#### ASSIGNMENT:
Each entry below needs to be copied exactly, with nothing dropped.
━━━━━ DATA EXTRACT
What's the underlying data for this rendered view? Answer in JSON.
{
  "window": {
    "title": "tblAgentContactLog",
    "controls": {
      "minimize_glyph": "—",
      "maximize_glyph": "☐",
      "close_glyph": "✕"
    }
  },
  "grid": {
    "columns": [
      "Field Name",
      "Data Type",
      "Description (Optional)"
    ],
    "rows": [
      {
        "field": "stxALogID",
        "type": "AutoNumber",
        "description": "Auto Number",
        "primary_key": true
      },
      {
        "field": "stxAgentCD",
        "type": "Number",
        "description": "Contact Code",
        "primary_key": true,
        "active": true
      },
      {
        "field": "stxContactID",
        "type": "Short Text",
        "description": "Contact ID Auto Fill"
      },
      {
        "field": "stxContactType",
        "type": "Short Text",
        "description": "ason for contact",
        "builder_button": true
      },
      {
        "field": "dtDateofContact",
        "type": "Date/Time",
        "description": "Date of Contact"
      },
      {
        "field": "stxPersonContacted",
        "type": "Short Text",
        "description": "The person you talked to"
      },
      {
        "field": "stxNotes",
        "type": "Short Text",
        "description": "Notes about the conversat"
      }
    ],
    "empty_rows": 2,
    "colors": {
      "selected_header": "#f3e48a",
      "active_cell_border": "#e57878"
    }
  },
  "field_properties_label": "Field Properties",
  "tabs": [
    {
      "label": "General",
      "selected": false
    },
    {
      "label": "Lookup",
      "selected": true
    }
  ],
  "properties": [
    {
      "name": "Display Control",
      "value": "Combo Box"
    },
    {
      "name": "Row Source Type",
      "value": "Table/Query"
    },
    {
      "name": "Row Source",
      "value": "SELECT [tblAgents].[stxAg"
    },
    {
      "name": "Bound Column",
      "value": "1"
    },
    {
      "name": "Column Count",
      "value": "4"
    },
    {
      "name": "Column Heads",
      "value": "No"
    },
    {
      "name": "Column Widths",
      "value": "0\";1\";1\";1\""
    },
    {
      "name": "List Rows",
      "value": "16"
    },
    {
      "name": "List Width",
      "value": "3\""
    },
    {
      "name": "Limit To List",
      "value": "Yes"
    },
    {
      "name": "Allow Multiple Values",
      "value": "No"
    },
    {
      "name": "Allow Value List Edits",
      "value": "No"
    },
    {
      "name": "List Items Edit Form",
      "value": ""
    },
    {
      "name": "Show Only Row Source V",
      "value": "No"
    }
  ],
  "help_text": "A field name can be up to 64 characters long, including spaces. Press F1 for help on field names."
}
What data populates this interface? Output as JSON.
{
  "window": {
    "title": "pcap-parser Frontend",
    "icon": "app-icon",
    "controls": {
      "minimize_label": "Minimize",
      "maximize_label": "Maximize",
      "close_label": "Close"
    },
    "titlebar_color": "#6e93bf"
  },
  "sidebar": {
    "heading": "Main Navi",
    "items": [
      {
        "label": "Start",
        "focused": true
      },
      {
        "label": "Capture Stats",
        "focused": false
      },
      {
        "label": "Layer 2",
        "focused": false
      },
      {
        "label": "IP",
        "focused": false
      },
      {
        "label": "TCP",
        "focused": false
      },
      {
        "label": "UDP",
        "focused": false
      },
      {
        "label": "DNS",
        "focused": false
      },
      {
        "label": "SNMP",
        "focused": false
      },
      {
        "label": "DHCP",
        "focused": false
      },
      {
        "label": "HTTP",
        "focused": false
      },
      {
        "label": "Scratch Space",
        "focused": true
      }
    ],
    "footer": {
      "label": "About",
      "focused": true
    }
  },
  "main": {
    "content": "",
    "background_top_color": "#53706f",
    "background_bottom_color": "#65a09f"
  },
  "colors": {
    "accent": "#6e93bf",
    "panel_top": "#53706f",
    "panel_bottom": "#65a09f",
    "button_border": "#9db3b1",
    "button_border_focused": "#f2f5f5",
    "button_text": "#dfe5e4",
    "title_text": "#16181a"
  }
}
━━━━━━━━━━
#### SOLUTION:
What's the underlying data for this rendered view? Answer in JSON.
{
  "window": {
    "title": "tblAgentContactLog",
    "controls": {
      "minimize_glyph": "—",
      "maximize_glyph": "☐",
      "close_glyph": "✕"
    }
  },
  "grid": {
    "columns": [
      "Field Name",
      "Data Type",
      "Description (Optional)"
    ],
    "rows": [
      {
        "field": "stxALogID",
        "type": "AutoNumber",
        "description": "Auto Number",
        "primary_key": true
      },
      {
        "field": "stxAgentCD",
        "type": "Number",
        "description": "Contact Code",
        "primary_key": true,
        "active": true
      },
      {
        "field": "stxContactID",
        "type": "Short Text",
        "description": "Contact ID Auto Fill"
      },
      {
        "field": "stxContactType",
        "type": "Short Text",
        "description": "ason for contact",
        "builder_button": true
      },
      {
        "field": "dtDateofContact",
        "type": "Date/Time",
        "description": "Date of Contact"
      },
      {
        "field": "stxPersonContacted",
        "type": "Short Text",
        "description": "The person you talked to"
      },
      {
        "field": "stxNotes",
        "type": "Short Text",
        "description": "Notes about the conversat"
      }
    ],
    "empty_rows": 2,
    "colors": {
      "selected_header": "#f3e48a",
      "active_cell_border": "#e57878"
    }
  },
  "field_properties_label": "Field Properties",
  "tabs": [
    {
      "label": "General",
      "selected": false
    },
    {
      "label": "Lookup",
      "selected": true
    }
  ],
  "properties": [
    {
      "name": "Display Control",
      "value": "Combo Box"
    },
    {
      "name": "Row Source Type",
      "value": "Table/Query"
    },
    {
      "name": "Row Source",
      "value": "SELECT [tblAgents].[stxAg"
    },
    {
      "name": "Bound Column",
      "value": "1"
    },
    {
      "name": "Column Count",
      "value": "4"
    },
    {
      "name": "Column Heads",
      "value": "No"
    },
    {
      "name": "Column Widths",
      "value": "0\";1\";1\";1\""
    },
    {
      "name": "List Rows",
      "value": "16"
    },
    {
      "name": "List Width",
      "value": "3\""
    },
    {
      "name": "Limit To List",
      "value": "Yes"
    },
    {
      "name": "Allow Multiple Values",
      "value": "No"
    },
    {
      "name": "Allow Value List Edits",
      "value": "No"
    },
    {
      "name": "List Items Edit Form",
      "value": ""
    },
    {
      "name": "Show Only Row Source V",
      "value": "No"
    }
  ],
  "help_text": "A field name can be up to 64 characters long, including spaces. Press F1 for help on field names."
}
What data populates this interface? Output as JSON.
{
  "window": {
    "title": "pcap-parser Frontend",
    "icon": "app-icon",
    "controls": {
      "minimize_label": "Minimize",
      "maximize_label": "Maximize",
      "close_label": "Close"
    },
    "titlebar_color": "#6e93bf"
  },
  "sidebar": {
    "heading": "Main Navi",
    "items": [
      {
        "label": "Start",
        "focused": true
      },
      {
        "label": "Capture Stats",
        "focused": false
      },
      {
        "label": "Layer 2",
        "focused": false
      },
      {
        "label": "IP",
        "focused": false
      },
      {
        "label": "TCP",
        "focused": false
      },
      {
        "label": "UDP",
        "focused": false
      },
      {
        "label": "DNS",
        "focused": false
      },
      {
        "label": "SNMP",
        "focused": false
      },
      {
        "label": "DHCP",
        "focused": false
      },
      {
        "label": "HTTP",
        "focused": false
      },
      {
        "label": "Scratch Space",
        "focused": true
      }
    ],
    "footer": {
      "label": "About",
      "focused": true
    }
  },
  "main": {
    "content": "",
    "background_top_color": "#53706f",
    "background_bottom_color": "#65a09f"
  },
  "colors": {
    "accent": "#6e93bf",
    "panel_top": "#53706f",
    "panel_bottom": "#65a09f",
    "button_border": "#9db3b1",
    "button_border_focused": "#f2f5f5",
    "button_text": "#dfe5e4",
    "title_text": "#16181a"
  }
}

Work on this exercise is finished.